Be vigilant for signs that your child is stifling their abilities or mocking the successes of others. Squashing their strengths, (be they academic, intellectual, sporting or in any other area), is a common ploy to fit in with a peer group, form friendships – and avoid being targeted by bullies.

It may help to learn more about the ‘Underground’ child, one of six gifted and talented student profiles observed by Drs Betts and Neihart. See Supporting the Differing Profiles of Children with High Learning Potential  or download the fact sheet PA518 Supporting Underground Profile High Learning Potential Children (free to members).

A different personality will assume that the bully is speaking ‘the truth’. It is common for children with high learning potential to take statements as facts and assume that others have researched an opinion as fully as they would. Thus, victims may well be convinced from the outset that any insults are accurate; it may take a lot of gentle ‘true facts’ from parents and carers to counteract these mistaken beliefs.

Worryingly, a child might also react to abuse by beginning to dislike themselves for being academically advanced. It is important in such cases to celebrate their identity and boost their self-esteem, see
I Believe in Me! 

Alternatively, a victim can feel responsible for aggravating the bully and try (obviously fruitlessly) to remedy the situation. This can trigger the stressful perfectionism that often plagues young people of high ability, then sparking a sense of failure, guilt or harmful self-blame. They may internalise this damaging situation and either choose to stay quiet or simply not think to mention it. Either way, they need support.

How Do I Support a Victim of Bullying?

It is crucial to keep reassuring a child victim of bullying that the situation is unacceptable and is not their fault. Reinforce that they are fully supported and encourage them to feel proud of themselves and their achievements.

  • Make them aware of safe places to turn to, including mentors, responsible adults and organisations such as Childline (https://www.childline.org.uk/).
  • Be one step ahead; already know the signs of bullying and look out for them.
  • If bullying behaviour is uncovered, it must be tackled effectively by responsible adults such as level-headed parents, carers, teachers or possibly the police.
  • Cyberbullying even reaches into a child’s own home, so show solidarity through family ‘screen free’ times and bonding activities.
  • Adjust privacy settings carefully on phone apps and computers (read relevant tips in Apps, Screen Use and Balance for Young People with High Learning Potential ).
  • Make use of online resources, books and helplines.

Bullying Support and Information

For extensive expert information, helplines and friendly advice covering all types and aspects of bullying, see:

Also see:

Related to High Learning Potential

Specific Situations

Books

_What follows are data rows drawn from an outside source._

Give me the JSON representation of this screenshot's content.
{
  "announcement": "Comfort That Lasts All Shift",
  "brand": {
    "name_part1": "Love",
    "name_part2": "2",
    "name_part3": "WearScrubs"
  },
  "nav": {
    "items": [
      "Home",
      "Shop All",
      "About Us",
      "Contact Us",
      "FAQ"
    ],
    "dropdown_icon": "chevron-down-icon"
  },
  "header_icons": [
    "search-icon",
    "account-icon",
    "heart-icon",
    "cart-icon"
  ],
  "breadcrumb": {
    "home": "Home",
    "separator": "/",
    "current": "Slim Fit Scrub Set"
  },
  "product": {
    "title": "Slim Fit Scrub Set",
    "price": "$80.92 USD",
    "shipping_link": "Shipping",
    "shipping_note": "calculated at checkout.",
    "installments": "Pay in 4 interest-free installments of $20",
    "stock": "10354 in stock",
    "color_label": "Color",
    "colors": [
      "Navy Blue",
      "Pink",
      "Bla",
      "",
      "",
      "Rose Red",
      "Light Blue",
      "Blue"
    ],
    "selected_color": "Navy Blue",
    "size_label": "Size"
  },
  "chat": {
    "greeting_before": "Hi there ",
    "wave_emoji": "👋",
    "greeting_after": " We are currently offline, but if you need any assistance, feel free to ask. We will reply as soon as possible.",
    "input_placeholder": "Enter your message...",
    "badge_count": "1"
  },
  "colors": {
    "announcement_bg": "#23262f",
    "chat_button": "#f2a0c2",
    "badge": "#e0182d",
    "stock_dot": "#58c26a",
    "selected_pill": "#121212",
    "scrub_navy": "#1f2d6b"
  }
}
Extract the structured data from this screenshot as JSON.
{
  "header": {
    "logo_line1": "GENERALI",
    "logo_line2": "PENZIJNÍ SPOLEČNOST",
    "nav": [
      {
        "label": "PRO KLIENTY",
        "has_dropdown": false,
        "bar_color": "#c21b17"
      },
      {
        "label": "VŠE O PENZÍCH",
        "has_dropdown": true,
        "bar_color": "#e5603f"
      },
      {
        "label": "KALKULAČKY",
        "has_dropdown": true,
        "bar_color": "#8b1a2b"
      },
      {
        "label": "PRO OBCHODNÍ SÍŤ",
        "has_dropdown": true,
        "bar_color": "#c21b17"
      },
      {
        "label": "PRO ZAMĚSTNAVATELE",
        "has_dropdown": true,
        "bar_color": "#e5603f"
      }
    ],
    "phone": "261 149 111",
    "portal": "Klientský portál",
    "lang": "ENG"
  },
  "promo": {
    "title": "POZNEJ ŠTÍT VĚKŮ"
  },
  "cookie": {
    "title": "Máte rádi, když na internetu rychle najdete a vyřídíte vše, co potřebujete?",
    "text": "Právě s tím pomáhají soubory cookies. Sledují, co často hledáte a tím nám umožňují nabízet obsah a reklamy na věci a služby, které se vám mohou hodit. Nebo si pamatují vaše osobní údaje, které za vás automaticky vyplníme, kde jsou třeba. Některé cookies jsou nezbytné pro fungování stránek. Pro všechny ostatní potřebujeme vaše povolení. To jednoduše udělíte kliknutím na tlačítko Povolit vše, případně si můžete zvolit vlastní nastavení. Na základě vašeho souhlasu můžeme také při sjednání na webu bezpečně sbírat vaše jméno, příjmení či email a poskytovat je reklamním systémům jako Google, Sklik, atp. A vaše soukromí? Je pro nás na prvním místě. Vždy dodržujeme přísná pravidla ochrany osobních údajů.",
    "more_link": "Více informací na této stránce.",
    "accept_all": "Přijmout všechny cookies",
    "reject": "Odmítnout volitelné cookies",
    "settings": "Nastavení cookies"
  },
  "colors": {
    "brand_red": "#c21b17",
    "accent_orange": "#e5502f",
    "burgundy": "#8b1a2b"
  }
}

  • S. Cooper. Sticks and Stones: 7 Ways Your Child Can Deal with Teasing, Conflict, and Other Hard Times, (2000)
  • S Mcleod Humphrey. Hot Issues, Cool Choices: Facing Bullies, Peer Pressure, Popularity, and Put-Downs, (2007)
  • B Coloroso. The Bully, the Bullied, and the Bystander: From Preschool to High School – How Parents and Teachers Can Help Break the Cycle, (2015 Updated Edition)

Skills Builder Logos Listening, Problem Solving, Speaking, Teamwork


About the author: Gillie Ithell is a writer and editor for Potential Plus UK with a B.A. degree in Modern Languages & Communication. Having worked internationally as content manager of classic board games and ‘edutainment’ software, Gillie now writes to inspire others like herself; on a daily journey with High Learning Potential.

Become a Member

Families benefit from access to our advice line, our electronic resources and our Focus newsletter.

Schools benefit from access to our advice line, online resources and the High Learning Potential Best Practice Award.

2021-03-18T12:55:09+00:00March 18th, 2021|Categories: Focus on Potential, Wellbeing|Tags: , |
Chat with us
Chat with us
Questions, doubts, issues? We're here to help you!
Connecting...
Our chat is open Mon 8-10pm, Wed 9.30am-12pm, Thu 9.30am-12pm & 8-10pm and Fri 9.30am-12pm during term time.
Our operators are busy. Please try again later
:
:
:
Have you got question? Write to us!
:
:
This chat session has ended
Was this conversation useful? Vote this chat session.
Good Bad